### Directions for this task
The full listing is to be returned exactly as given, but without pictures.
Extracted data START
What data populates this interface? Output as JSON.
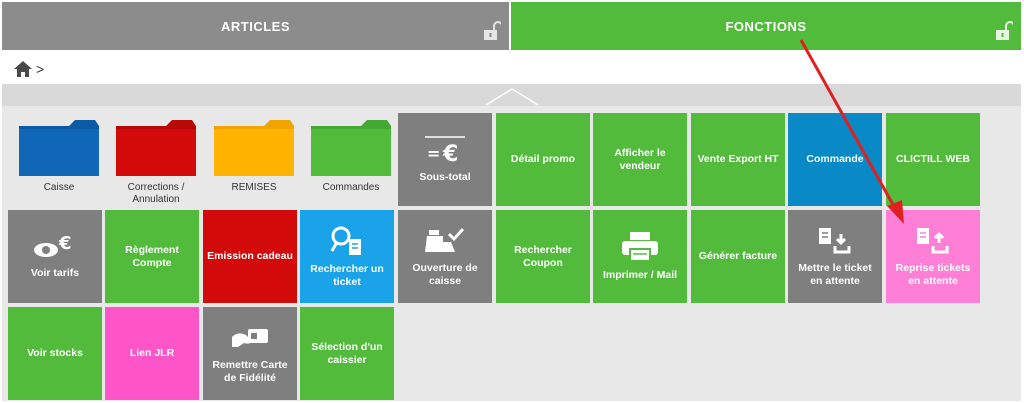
{
  "tabs": {
    "articles": "ARTICLES",
    "fonctions": "FONCTIONS"
  },
  "breadcrumb": {
    "separator": ">"
  },
  "tiles": {
    "caisse": "Caisse",
    "corrections": "Corrections / Annulation",
    "remises": "REMISES",
    "commandes": "Commandes",
    "sous_total": "Sous-total",
    "detail_promo": "Détail promo",
    "afficher_vendeur": "Afficher le vendeur",
    "vente_export": "Vente Export HT",
    "commande": "Commande",
    "clictill_web": "CLICTILL WEB",
    "voir_tarifs": "Voir tarifs",
    "reglement_compte": "Règlement Compte",
    "emission_cadeau": "Emission cadeau",
    "rechercher_ticket": "Rechercher un ticket",
    "ouverture_caisse": "Ouverture de caisse",
    "rechercher_coupon": "Rechercher Coupon",
    "imprimer_mail": "Imprimer / Mail",
    "generer_facture": "Générer facture",
    "mettre_ticket_attente": "Mettre le ticket en attente",
    "reprise_tickets": "Reprise tickets en attente",
    "voir_stocks": "Voir stocks",
    "lien_jlr": "Lien JLR",
    "remettre_carte": "Remettre Carte de Fidélité",
    "selection_caissier": "Sélection d'un caissier"
  },
  "colors": {
    "gray": "#7f7f7f",
    "green": "#52bb3c",
    "blue": "#0a89c7",
    "cyan": "#1aa3e8",
    "red": "#d30a0a",
    "pink": "#ff7fd6",
    "magenta": "#ff55c8",
    "annotation_arrow": "#e02020"
  },
  "icons": {
    "lock": "unlocked-padlock-icon",
    "home": "home-icon",
    "caret": "chevron-up-icon"
  }
}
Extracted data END
### Solution to the problem
What data populates this interface? Output as JSON.
{
  "tabs": {
    "articles": "ARTICLES",
    "fonctions": "FONCTIONS"
  },
  "breadcrumb": {
    "separator": ">"
  },
  "tiles": {
    "caisse": "Caisse",
    "corrections": "Corrections / Annulation",
    "remises": "REMISES",
    "commandes": "Commandes",
    "sous_total": "Sous-total",
    "detail_promo": "Détail promo",
    "afficher_vendeur": "Afficher le vendeur",
    "vente_export": "Vente Export HT",
    "commande": "Commande",
    "clictill_web": "CLICTILL WEB",
    "voir_tarifs": "Voir tarifs",
    "reglement_compte": "Règlement Compte",
    "emission_cadeau": "Emission cadeau",
    "rechercher_ticket": "Rechercher un ticket",
    "ouverture_caisse": "Ouverture de caisse",
    "rechercher_coupon": "Rechercher Coupon",
    "imprimer_mail": "Imprimer / Mail",
    "generer_facture": "Générer facture",
    "mettre_ticket_attente": "Mettre le ticket en attente",
    "reprise_tickets": "Reprise tickets en attente",
    "voir_stocks": "Voir stocks",
    "lien_jlr": "Lien JLR",
    "remettre_carte": "Remettre Carte de Fidélité",
    "selection_caissier": "Sélection d'un caissier"
  },
  "colors": {
    "gray": "#7f7f7f",
    "green": "#52bb3c",
    "blue": "#0a89c7",
    "cyan": "#1aa3e8",
    "red": "#d30a0a",
    "pink": "#ff7fd6",
    "magenta": "#ff55c8",
    "annotation_arrow": "#e02020"
  },
  "icons": {
    "lock": "unlocked-padlock-icon",
    "home": "home-icon",
    "caret": "chevron-up-icon"
  }
}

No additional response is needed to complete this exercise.